After denouncing the Reuther effort early in 1969, Nixon–persuaded by favorable media reports about Reuther’s plan–recanted that July, saw “a massive healthcare crisis” and vowed to act. Six months later Walter died in a plane crash. In 1973 Nixon, buffeted by Watergate, offered a health plan based on employer mandates.

MAX FINE



Dirty Harry Comes Clean

Vista, Calif.

Akiva Gottlieb seems to argue in “Last Man Standing” [June 1] that Clint Eastwood is Dirty Harry and Dirty Harry is Clint Eastwood. Both are right-wing martyrs until death do them part. I’m no Eastwood groupie, but I disagree wholeheartedly with this hypothesis, especially Gottlieb’s statement about Eastwood’s latest film. “Gran Torino,” he writes, “never entertains the idea that America is a country defined by its immigrants and not by John Wayne.” Baloney. True, Walt Kowalski (Eastwood) is a typical white retiree, suspicious and disdainful of his new Hmong neighbors. But through a series of conflicts he comes to realize that these Asian immigrants embody the values of hard work, sacrifice, community and family that his own children and grandchildren have abandoned. At one point he looks in a mirror and says, “I have more in common with these Chinks than with my own family.”

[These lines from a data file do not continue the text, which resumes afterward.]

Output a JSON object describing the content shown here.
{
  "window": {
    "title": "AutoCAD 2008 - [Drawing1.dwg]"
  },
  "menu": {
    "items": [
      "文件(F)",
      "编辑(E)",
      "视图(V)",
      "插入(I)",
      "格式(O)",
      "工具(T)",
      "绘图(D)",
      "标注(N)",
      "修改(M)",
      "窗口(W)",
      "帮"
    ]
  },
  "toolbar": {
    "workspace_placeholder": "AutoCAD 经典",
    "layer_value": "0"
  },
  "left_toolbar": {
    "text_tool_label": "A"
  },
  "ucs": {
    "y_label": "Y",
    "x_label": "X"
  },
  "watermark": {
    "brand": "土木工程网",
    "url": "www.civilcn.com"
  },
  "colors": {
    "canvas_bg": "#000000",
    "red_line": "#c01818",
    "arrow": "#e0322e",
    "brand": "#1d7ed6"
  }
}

If this is Dirty Harry, then it is Dirty Harry matured, seasoned and redeemed. This is why my wife makes the film required viewing for college students in her intercultural communication class. And this is why I consider it one of Eastwood’s best performances, Oscar or no Oscar.

MARK R. DAY


New Haven, Conn.

Slavoj Zizek once said that the true measure of a nonracist encounter is to be able to insult one another and know the sentiment is not serious; PC aloofness hides its own bigotry. The humorless Akiva Gottlieb takes deep offense at Eastwood’s latest film on this elitist ground, reviving the 1970s labeling of Clint as a fascist. In praising The Wrestler‘s cynicism over Gran Torino‘s sincere effort at multiculturalism, Gottlieb reinforces the same holier-than-thou attitude that has censored discussion on race since the Reagan era. Eastwood’s values are conservative, but he doesn’t deserve to be treated like a fundamentalist.

GRANT WIEDENFELD